As of May 11, 2021, the total number of people who have received at least one dose of a COVID-19 vaccination in Canada is 16,557,932. This number is approximately 33 percent of the Canadian population. Canada is scheduled to receive two million doses of the Pfizer-BioNTech COVID-19 vaccine in the upcoming week as local provinces increase immunization efforts.
Only those who are recommended to get the vaccine by the federal, provincial and territorial public health bodies can get the COVID-19 vaccine. However, British Columbia, Ontario and Quebec are set to add to the list of eligible individuals for the vaccine, over the next few days.
Canada has been distributing the doses of vaccines in phases since December 2020. If the continued supply of safe and effective vaccines is delivered, then the estimation is that everyone eligible for the vaccine will be immunized. Canada anticipates that this will be accomplished by September 2021.
COVID-19 Vaccination in Canada
Five COVID-19 vaccines are currently approved for use in Canada. They are:
- COVISHIELD Verity/Serum Institute of India (SII) (COVISHIELD)
Of these five vaccines, only Janssen has not yet been administered. Below is a table showing the distribution of each vaccine through Canada.
|Vaccine Product and Vaccination Status|
|COVID-19 vaccine||At least one dose||Partially vaccinated||Fully vaccinated|
By recommendation from the National Advisory Committee on Immunization (NACI), the government prioritizes certain key populations. The vaccinations are generally taken by an age-based approach by first focusing on adults aged 80 and older. The territories aim to vaccinate all adults aged 18 and older.
|Key Populations That Have Received a COVID-19 Vaccine|
|Key population||At least one dose||Partially vaccinated||Fully vaccinated|
|Adults aged 70 to 79||86.90%||81.57%||81.57%|
|Adults aged 80 and older||89.23%||72.65%||16.58%|
|Adults aged 18 and older in the territories||72.68%||11.87%||60.81%|
Changes of COVID-19 Rules and Restrictions Across Provinces
There have been new rules implemented in several provinces to slow the spread of the coronavirus. This comes as a result of battling the third wave of COVID-19 in Canada.
As of May 10, the borders of Nova Scotia have been closed to anyone wanting to come into the province, this includes individuals from Prince Edward Island and Newfoundland and Labrador. The restriction is also for those who are moving into the provinces or visiting for a funeral. There are, however, limited exceptions for those who want to be with a family member who is at the end of their life.
Those who are allowed to still travel to Nova Scotia are:
- Permanent residents returning to the province;
- People who work outside the province;
- Post-secondary students returning home or entering to study;
- People travelling for child custody reasons;

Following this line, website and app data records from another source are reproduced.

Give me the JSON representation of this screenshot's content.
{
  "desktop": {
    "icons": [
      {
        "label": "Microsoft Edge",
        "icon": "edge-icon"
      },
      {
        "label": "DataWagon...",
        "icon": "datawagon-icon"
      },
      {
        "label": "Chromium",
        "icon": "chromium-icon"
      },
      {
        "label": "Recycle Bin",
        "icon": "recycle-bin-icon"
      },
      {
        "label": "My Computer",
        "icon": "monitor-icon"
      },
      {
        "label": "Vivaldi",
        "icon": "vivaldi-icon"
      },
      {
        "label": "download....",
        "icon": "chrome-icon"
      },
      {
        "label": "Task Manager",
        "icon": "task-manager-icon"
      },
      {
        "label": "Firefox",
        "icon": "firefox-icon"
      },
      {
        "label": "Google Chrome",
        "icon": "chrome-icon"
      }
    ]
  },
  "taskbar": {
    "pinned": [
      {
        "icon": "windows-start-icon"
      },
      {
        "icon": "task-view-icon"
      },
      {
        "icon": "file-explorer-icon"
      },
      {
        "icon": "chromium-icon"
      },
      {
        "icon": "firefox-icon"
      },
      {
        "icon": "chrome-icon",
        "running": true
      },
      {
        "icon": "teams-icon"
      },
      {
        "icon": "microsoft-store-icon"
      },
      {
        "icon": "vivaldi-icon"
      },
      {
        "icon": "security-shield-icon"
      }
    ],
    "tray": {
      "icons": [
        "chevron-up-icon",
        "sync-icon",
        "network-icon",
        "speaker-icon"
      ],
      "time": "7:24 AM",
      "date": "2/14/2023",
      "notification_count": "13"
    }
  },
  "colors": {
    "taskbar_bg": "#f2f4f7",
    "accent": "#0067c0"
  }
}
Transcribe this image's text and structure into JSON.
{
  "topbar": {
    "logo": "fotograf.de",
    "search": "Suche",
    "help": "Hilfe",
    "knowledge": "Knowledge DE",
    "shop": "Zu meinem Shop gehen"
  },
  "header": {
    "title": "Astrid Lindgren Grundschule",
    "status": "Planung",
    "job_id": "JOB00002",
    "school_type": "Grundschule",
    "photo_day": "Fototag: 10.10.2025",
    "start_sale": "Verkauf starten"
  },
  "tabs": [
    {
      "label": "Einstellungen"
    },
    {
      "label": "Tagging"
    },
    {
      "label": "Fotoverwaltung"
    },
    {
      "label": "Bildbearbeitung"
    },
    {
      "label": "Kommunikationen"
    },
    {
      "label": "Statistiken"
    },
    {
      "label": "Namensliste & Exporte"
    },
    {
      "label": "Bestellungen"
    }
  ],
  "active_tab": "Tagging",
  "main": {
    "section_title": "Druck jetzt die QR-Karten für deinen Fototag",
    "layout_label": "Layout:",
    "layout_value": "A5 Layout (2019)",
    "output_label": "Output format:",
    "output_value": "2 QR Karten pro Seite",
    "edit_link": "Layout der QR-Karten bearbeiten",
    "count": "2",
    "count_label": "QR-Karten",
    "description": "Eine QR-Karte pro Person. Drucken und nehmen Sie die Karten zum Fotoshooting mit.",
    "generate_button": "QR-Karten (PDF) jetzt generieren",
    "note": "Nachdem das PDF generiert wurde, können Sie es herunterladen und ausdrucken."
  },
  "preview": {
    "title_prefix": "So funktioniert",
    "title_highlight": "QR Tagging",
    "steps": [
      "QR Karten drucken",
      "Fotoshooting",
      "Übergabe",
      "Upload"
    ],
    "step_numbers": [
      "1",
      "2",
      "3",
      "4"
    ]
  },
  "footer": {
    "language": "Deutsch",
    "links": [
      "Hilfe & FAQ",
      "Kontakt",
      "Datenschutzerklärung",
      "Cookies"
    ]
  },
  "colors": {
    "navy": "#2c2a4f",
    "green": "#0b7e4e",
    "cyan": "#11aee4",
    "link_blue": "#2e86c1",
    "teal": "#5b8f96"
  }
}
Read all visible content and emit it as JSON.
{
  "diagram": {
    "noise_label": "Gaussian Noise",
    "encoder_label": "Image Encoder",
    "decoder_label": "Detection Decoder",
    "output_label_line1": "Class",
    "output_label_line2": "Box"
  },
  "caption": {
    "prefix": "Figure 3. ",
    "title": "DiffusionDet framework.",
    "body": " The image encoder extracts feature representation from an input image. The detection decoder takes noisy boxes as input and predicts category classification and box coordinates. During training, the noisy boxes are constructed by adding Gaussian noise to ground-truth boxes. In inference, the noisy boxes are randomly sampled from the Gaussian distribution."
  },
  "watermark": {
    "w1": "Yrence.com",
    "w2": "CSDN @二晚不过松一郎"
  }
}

- People who are exempt from self-isolation such as long-haul truck drivers, airline crew, first responders and people needing essential health services; and

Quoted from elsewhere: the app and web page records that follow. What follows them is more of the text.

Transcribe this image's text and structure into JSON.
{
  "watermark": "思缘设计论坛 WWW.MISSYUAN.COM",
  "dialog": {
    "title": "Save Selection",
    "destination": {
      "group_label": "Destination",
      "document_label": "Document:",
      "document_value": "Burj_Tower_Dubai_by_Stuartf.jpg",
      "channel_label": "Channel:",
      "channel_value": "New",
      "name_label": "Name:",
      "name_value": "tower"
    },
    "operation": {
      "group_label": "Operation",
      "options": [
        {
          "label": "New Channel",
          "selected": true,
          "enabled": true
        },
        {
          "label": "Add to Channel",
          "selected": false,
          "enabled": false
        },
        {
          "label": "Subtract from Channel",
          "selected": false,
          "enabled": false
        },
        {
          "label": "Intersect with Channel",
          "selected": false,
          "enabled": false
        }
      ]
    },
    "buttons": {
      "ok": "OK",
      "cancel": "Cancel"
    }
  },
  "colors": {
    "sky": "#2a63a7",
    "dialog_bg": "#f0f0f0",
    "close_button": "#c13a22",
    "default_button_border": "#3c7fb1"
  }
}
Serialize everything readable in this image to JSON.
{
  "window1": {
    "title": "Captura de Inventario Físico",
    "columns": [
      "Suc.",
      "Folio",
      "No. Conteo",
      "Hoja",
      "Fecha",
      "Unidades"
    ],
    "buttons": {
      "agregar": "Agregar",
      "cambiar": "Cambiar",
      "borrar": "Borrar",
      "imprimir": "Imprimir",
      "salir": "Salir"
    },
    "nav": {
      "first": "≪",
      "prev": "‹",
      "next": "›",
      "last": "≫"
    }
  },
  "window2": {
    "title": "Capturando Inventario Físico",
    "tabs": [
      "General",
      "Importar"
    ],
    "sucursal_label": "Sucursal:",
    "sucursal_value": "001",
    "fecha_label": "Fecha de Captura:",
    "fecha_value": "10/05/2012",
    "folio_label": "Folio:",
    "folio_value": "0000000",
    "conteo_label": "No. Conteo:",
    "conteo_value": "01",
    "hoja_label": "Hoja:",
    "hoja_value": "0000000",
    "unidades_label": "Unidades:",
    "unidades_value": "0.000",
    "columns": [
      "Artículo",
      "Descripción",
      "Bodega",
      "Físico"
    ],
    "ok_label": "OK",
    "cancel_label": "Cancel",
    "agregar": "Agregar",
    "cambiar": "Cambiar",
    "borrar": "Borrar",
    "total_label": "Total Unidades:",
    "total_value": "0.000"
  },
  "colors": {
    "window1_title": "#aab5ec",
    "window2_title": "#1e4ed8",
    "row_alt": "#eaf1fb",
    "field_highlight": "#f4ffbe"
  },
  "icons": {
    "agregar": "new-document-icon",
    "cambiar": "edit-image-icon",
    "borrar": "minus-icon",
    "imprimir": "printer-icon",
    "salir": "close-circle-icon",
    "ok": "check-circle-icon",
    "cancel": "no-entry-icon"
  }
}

- Individuals who follow the protocol for travel between Nova Scotia and New Brunswick for work, school and child care only.
There has also been a new measure set in place stating that households should designate one member to do the essential shopping, as this will limit the movement within the province.
Effective May 12 until May 30, all kindergarten to Grade 12 schools in Brandon and Winnipeg are moving to remote learning. This is to break the cycle of transmission and to reduce case counts.
Other new restrictions have been implemented from May 9 for a period of three weeks. They are as follows:
- Outdoor gatherings with multiple households are limited to a maximum of five people;
- Restaurants, bars and patios are closed but can still provide take-out and delivery services;
- Gyms, fitness centres, barbers, salons, casinos, museums, galleries, day camps are closed;
- Religious gatherings are prohibited;
- Indoor sports and recreation, including after-school activities, are closed;
- Retail stores, markets and garden centres must operate 10 percent capacity, to a maximum of 100 people; and
- Malls can be open to a maximum of 10 percent of the facility’s capacity.
How COVID-19 Is Affecting Canadian Immigration
As a result of COVID-19 in Canada, Express Entry applicants will now have a 90-day window to submit their application after receiving their invitation to apply.
Individuals who have already been approved for permanent residency can only land in Canada as a permanent resident if:
- their COPR was issued on or before March 18, 2020; or
- they are exempt from the travel restrictions.
Along with these requirements you also need to be coming to Canada to settle permanently and show that you’re able to quarantine for 14 days.
For those who haven’t yet applied to immigrate to Canada, the Canadian government is still accepting the majority of permanent resident applications. However, they are mostly focusing on granting work permits for those individuals who fall under the essential services.
Essential services include occupations such as:
- First responders;
- Healthcare workers;
- Energy and utility workers;
- Critical goods and more.
If you have work experience in any occupation considered essential, click the link below to fill out the form and see if you’re eligible to move to Canada.